:: EXTRACTED INFORMATION ::

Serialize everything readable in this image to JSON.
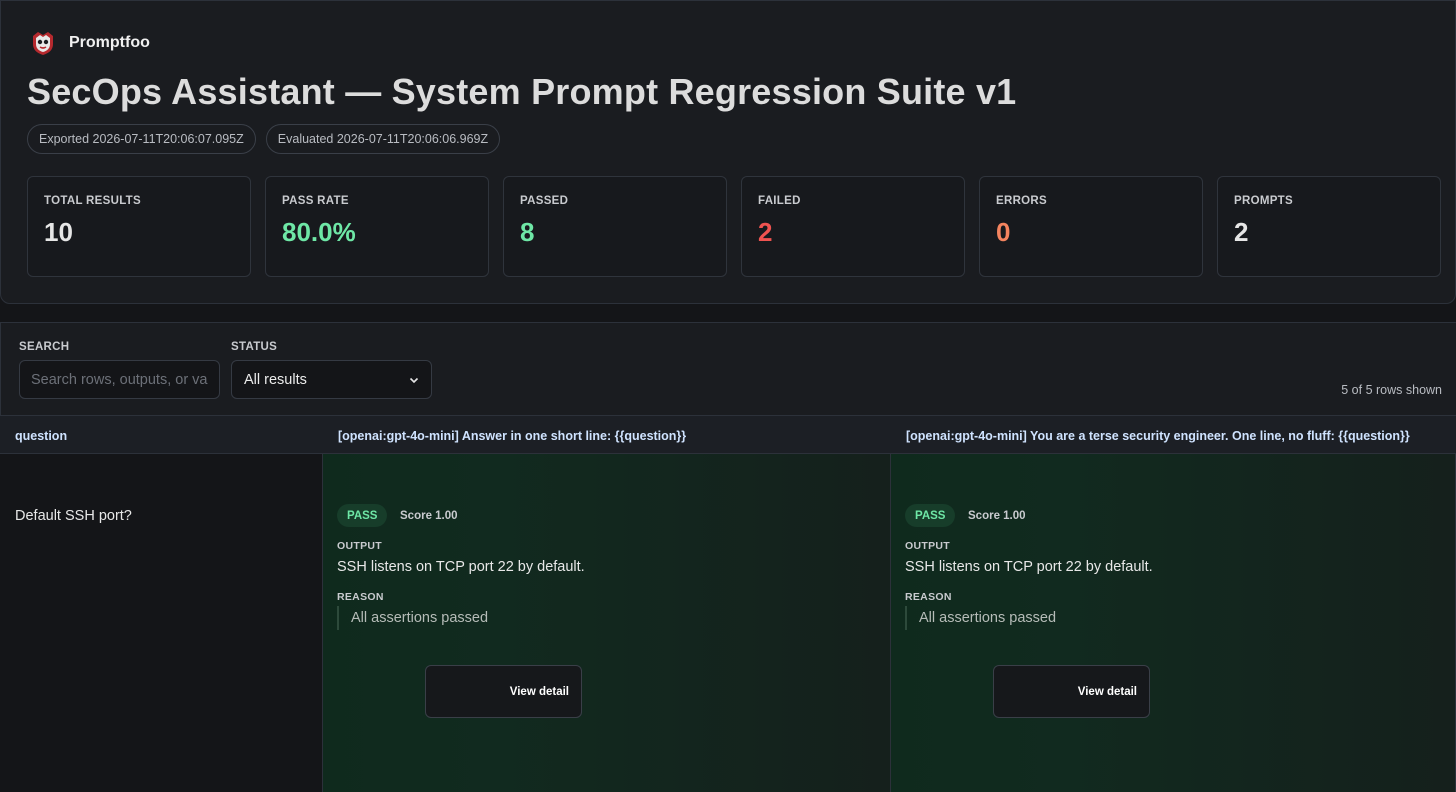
{
  "app": {
    "brand": "Promptfoo"
  },
  "title": "SecOps Assistant — System Prompt Regression Suite v1",
  "meta": {
    "exported": "Exported 2026-07-11T20:06:07.095Z",
    "evaluated": "Evaluated 2026-07-11T20:06:06.969Z"
  },
  "stats": [
    {
      "label": "TOTAL RESULTS",
      "value": "10"
    },
    {
      "label": "PASS RATE",
      "value": "80.0%"
    },
    {
      "label": "PASSED",
      "value": "8"
    },
    {
      "label": "FAILED",
      "value": "2"
    },
    {
      "label": "ERRORS",
      "value": "0"
    },
    {
      "label": "PROMPTS",
      "value": "2"
    }
  ],
  "colors": {
    "pass": "#6ee7a6",
    "fail": "#ef5350",
    "error": "#f4845f",
    "header_text": "#cfe3ff"
  },
  "filters": {
    "search_label": "SEARCH",
    "search_placeholder": "Search rows, outputs, or variables",
    "search_value": "",
    "status_label": "STATUS",
    "status_value": "All results",
    "rows_shown": "5 of 5 rows shown"
  },
  "table": {
    "headers": [
      "question",
      "[openai:gpt-4o-mini] Answer in one short line: {{question}}",
      "[openai:gpt-4o-mini] You are a terse security engineer. One line, no fluff: {{question}}"
    ],
    "rows": [
      {
        "question": "Default SSH port?",
        "results": [
          {
            "status": "PASS",
            "score": "Score 1.00",
            "output_label": "OUTPUT",
            "output": "SSH listens on TCP port 22 by default.",
            "reason_label": "REASON",
            "reason": "All assertions passed",
            "detail_label": "View detail"
          },
          {
            "status": "PASS",
            "score": "Score 1.00",
            "output_label": "OUTPUT",
            "output": "SSH listens on TCP port 22 by default.",
            "reason_label": "REASON",
            "reason": "All assertions passed",
            "detail_label": "View detail"
          }
        ]
      }
    ]
  }
}
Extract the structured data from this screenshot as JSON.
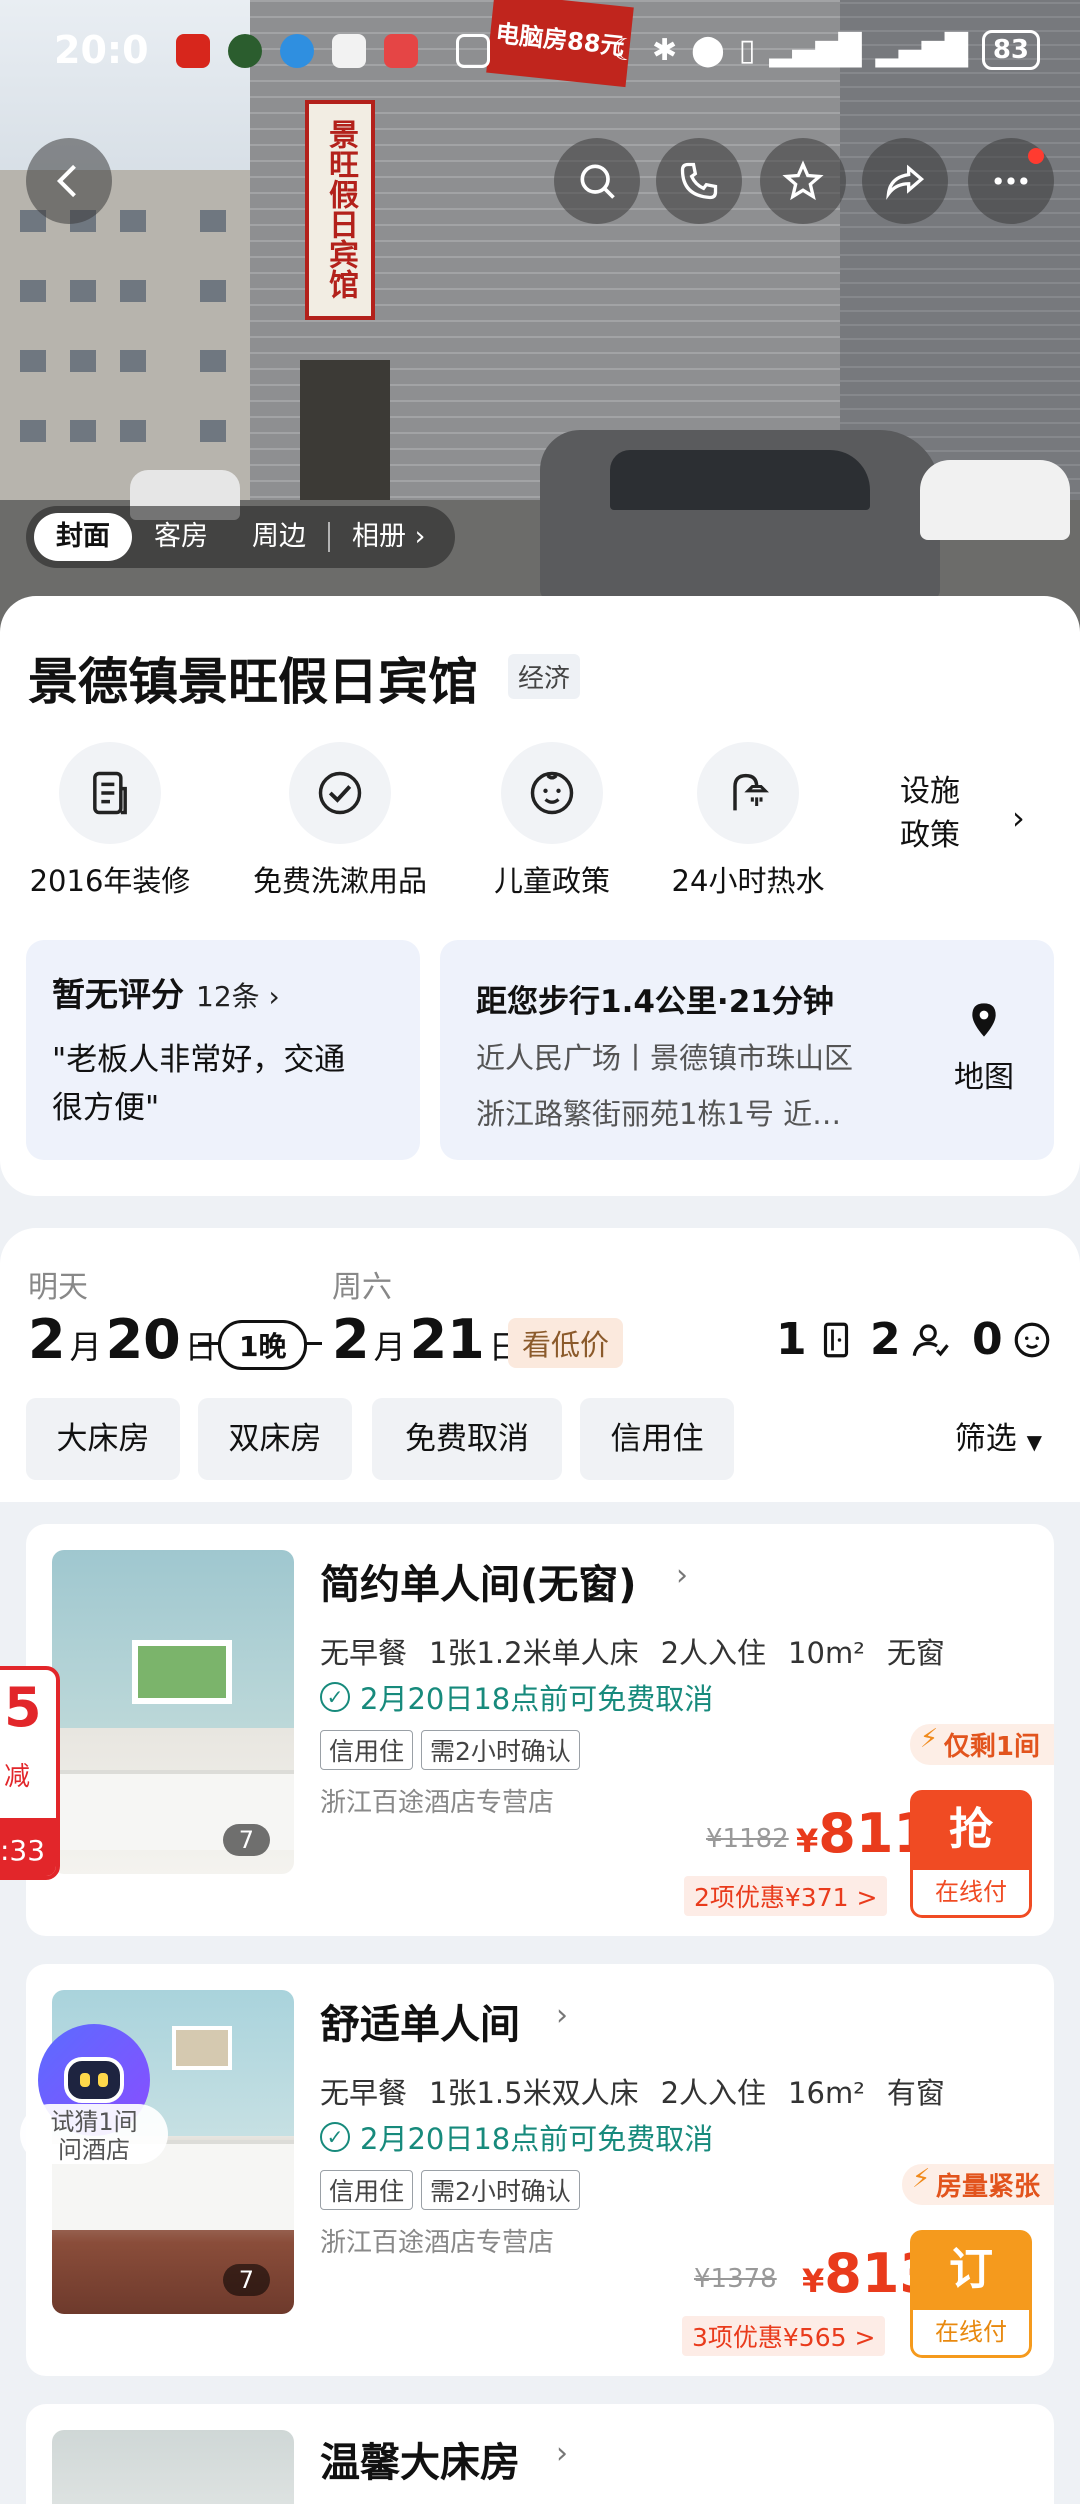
{
  "status_bar": {
    "time": "20:0",
    "battery": "83"
  },
  "photo_tabs": {
    "items": [
      "封面",
      "客房",
      "周边"
    ],
    "album": "相册"
  },
  "hero_signs": {
    "vertical": "景旺假日宾馆",
    "red_sign": "电脑房88元"
  },
  "hotel": {
    "name": "景德镇景旺假日宾馆",
    "tag": "经济"
  },
  "features": [
    {
      "label": "2016年装修",
      "icon": "renovation-icon"
    },
    {
      "label": "免费洗漱用品",
      "icon": "check-circle-icon"
    },
    {
      "label": "儿童政策",
      "icon": "child-face-icon"
    },
    {
      "label": "24小时热水",
      "icon": "shower-icon"
    }
  ],
  "features_more": {
    "line1": "设施",
    "line2": "政策"
  },
  "review": {
    "title": "暂无评分",
    "count": "12条",
    "quote_line1": "\"老板人非常好，交通",
    "quote_line2": "很方便\""
  },
  "location": {
    "distance": "距您步行1.4公里·21分钟",
    "line1": "近人民广场丨景德镇市珠山区",
    "line2": "浙江路繁街丽苑1栋1号 近…",
    "map_label": "地图"
  },
  "dates": {
    "checkin_label": "明天",
    "checkin_month": "2",
    "checkin_day": "20",
    "checkout_label": "周六",
    "checkout_month": "2",
    "checkout_day": "21",
    "month_unit": "月",
    "day_unit": "日",
    "nights": "1晚",
    "low_price": "看低价",
    "rooms": "1",
    "adults": "2",
    "children": "0"
  },
  "filters": [
    "大床房",
    "双床房",
    "免费取消",
    "信用住"
  ],
  "filter_more": "筛选",
  "rooms": [
    {
      "title": "简约单人间(无窗)",
      "specs": [
        "无早餐",
        "1张1.2米单人床",
        "2人入住",
        "10m²",
        "无窗"
      ],
      "cancel": "2月20日18点前可免费取消",
      "tags": [
        "信用住",
        "需2小时确认"
      ],
      "shop": "浙江百途酒店专营店",
      "alert": "仅剩1间",
      "photo_count": "7",
      "orig_price": "¥1182",
      "currency": "¥",
      "price": "811",
      "discount": "2项优惠¥371 >",
      "book_label": "抢",
      "pay_label": "在线付",
      "accent": "#f04b23"
    },
    {
      "title": "舒适单人间",
      "specs": [
        "无早餐",
        "1张1.5米双人床",
        "2人入住",
        "16m²",
        "有窗"
      ],
      "cancel": "2月20日18点前可免费取消",
      "tags": [
        "信用住",
        "需2小时确认"
      ],
      "shop": "浙江百途酒店专营店",
      "alert": "房量紧张",
      "photo_count": "7",
      "orig_price": "¥1378",
      "currency": "¥",
      "price": "813",
      "discount": "3项优惠¥565 >",
      "book_label": "订",
      "pay_label": "在线付",
      "accent": "#f59a1d"
    },
    {
      "title": "温馨大床房"
    }
  ],
  "promo": {
    "number": "5",
    "label": "减",
    "time": ":33"
  },
  "robot_bubble": {
    "line1": "试猜1间",
    "line2": "问酒店"
  }
}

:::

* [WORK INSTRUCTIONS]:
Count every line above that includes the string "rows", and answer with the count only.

* [RESULT OF THE TASK]:
3